[Records from a data collection]
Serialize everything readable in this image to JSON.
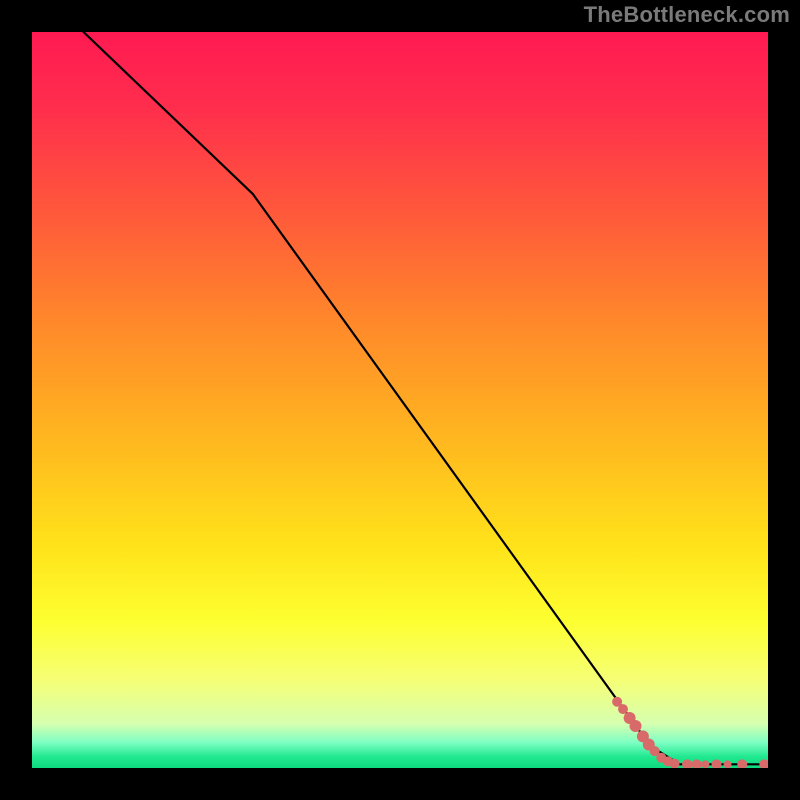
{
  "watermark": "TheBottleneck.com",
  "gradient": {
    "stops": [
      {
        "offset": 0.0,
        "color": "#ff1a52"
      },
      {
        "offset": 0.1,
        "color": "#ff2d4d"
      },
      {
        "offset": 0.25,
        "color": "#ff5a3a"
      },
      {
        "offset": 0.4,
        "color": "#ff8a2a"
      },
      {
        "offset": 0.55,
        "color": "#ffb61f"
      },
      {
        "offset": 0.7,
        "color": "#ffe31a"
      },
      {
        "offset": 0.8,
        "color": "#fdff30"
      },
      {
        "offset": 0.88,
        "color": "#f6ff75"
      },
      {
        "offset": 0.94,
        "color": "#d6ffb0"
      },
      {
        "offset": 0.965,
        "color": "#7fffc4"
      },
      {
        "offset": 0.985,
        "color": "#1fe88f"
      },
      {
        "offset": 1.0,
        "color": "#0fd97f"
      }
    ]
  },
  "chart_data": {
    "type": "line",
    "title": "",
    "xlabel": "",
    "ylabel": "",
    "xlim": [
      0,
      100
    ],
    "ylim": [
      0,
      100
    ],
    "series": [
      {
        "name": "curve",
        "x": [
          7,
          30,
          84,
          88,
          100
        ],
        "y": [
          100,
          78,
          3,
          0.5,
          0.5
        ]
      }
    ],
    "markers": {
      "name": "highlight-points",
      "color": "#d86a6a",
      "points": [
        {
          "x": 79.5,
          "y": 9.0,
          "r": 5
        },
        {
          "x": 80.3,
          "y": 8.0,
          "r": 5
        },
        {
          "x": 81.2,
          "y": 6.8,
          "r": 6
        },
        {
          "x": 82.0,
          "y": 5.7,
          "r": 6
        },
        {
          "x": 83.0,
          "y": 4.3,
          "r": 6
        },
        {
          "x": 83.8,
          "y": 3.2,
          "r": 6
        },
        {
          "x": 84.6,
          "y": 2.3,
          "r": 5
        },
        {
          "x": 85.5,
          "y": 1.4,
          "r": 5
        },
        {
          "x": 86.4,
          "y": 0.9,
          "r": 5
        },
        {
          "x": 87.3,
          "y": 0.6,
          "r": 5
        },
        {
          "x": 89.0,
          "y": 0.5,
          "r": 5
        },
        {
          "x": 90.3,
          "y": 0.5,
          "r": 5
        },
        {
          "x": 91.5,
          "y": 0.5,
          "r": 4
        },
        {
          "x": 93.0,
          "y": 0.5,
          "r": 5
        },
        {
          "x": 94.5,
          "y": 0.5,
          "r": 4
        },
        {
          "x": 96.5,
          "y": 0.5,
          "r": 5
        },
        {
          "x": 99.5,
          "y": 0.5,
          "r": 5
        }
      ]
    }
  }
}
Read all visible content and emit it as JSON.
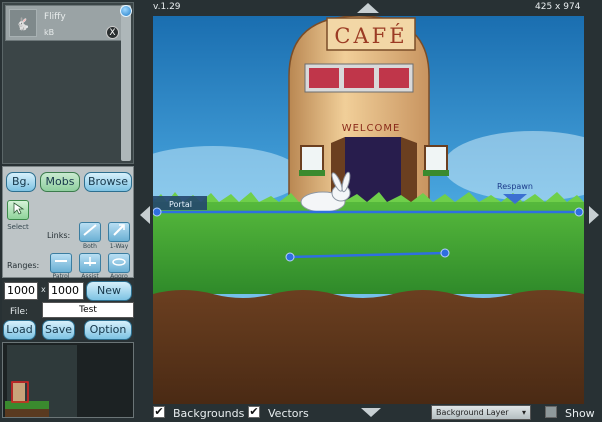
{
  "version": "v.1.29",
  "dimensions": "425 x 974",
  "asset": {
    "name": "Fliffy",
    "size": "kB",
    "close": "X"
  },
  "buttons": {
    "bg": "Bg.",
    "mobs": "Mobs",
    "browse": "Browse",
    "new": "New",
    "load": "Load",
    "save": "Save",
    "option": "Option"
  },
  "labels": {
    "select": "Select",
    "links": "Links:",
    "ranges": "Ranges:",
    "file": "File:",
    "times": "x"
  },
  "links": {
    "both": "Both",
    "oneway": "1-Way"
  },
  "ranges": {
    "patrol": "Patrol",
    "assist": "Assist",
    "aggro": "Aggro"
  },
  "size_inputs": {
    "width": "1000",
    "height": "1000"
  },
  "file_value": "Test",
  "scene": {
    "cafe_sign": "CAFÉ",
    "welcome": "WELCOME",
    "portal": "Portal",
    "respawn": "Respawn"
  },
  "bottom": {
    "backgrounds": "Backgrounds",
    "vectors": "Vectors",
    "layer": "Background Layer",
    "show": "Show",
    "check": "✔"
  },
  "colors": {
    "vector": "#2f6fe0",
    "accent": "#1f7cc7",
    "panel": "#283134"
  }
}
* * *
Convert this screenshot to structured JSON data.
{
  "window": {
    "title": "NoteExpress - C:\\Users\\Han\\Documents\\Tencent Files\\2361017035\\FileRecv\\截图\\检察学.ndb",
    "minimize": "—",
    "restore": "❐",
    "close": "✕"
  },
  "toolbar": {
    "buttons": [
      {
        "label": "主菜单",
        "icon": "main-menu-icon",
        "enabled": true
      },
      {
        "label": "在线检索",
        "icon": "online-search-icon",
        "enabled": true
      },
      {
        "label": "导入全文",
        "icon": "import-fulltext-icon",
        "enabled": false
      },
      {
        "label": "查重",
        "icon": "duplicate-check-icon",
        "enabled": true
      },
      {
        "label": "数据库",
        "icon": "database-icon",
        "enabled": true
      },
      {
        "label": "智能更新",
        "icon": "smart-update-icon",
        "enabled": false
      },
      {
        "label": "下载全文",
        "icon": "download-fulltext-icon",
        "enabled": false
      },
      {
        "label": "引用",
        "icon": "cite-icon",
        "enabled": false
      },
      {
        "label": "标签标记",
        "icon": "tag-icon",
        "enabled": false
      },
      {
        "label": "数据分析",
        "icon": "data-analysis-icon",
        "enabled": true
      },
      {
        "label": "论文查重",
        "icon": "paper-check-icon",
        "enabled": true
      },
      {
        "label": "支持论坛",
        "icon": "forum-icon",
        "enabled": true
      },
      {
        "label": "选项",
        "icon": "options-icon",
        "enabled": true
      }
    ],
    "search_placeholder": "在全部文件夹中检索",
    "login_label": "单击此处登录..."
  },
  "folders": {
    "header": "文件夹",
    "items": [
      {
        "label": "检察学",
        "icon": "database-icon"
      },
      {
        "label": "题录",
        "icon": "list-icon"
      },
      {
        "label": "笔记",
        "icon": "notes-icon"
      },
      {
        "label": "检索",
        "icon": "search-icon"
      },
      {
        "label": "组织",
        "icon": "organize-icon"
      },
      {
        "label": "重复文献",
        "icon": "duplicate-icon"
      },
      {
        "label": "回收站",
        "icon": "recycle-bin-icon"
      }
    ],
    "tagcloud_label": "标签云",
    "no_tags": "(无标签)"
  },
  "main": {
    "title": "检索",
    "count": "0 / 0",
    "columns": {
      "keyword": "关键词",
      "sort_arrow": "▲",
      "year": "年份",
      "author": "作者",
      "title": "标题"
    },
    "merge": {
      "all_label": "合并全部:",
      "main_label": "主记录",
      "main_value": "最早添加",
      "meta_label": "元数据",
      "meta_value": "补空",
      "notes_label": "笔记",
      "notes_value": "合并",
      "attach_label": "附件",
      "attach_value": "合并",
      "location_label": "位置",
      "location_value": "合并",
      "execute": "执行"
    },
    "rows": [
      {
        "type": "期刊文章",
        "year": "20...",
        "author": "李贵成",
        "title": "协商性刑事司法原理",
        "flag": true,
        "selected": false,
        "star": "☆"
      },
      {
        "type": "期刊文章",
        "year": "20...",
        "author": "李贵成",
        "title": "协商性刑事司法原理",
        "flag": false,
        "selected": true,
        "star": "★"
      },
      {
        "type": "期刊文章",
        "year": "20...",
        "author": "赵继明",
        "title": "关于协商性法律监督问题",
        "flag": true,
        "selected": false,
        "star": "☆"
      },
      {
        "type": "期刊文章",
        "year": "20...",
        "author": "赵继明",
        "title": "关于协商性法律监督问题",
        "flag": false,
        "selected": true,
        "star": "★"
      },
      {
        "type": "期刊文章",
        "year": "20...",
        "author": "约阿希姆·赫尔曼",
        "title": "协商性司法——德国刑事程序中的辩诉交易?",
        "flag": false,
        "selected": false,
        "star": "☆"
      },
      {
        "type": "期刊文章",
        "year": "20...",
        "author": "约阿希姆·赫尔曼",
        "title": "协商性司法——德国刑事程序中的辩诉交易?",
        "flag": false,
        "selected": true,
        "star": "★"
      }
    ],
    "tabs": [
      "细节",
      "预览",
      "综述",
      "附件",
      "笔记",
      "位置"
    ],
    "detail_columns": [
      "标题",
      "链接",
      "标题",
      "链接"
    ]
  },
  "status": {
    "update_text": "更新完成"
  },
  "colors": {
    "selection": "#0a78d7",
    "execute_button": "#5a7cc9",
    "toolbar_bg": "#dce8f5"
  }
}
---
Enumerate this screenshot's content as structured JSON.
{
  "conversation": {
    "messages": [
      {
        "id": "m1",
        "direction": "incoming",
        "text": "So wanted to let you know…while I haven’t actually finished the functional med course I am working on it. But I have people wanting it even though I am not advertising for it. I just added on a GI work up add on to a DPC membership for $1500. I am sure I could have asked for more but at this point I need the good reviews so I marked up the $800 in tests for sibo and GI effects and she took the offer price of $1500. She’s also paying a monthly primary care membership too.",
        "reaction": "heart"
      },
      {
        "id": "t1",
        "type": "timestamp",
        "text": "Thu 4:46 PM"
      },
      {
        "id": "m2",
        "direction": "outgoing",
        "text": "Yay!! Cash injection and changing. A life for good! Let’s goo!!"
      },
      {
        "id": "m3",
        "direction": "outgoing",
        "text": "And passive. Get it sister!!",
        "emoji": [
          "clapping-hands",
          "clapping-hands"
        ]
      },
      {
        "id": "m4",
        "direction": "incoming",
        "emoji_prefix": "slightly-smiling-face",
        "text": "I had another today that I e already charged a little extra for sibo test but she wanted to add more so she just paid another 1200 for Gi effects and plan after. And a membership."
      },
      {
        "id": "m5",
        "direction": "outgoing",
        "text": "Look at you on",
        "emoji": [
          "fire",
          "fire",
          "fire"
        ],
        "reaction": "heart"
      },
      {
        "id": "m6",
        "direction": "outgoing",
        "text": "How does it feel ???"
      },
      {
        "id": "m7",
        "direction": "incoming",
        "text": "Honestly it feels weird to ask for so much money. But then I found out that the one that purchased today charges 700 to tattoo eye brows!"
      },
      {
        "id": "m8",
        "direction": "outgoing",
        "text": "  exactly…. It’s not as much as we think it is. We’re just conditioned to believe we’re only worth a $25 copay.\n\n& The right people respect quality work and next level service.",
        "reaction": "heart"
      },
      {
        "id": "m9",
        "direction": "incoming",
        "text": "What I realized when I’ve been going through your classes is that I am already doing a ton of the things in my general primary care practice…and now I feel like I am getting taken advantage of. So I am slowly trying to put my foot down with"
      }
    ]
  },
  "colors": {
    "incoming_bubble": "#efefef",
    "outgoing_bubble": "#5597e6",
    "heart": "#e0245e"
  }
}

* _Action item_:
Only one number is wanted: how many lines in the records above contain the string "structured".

* _Task result_:
2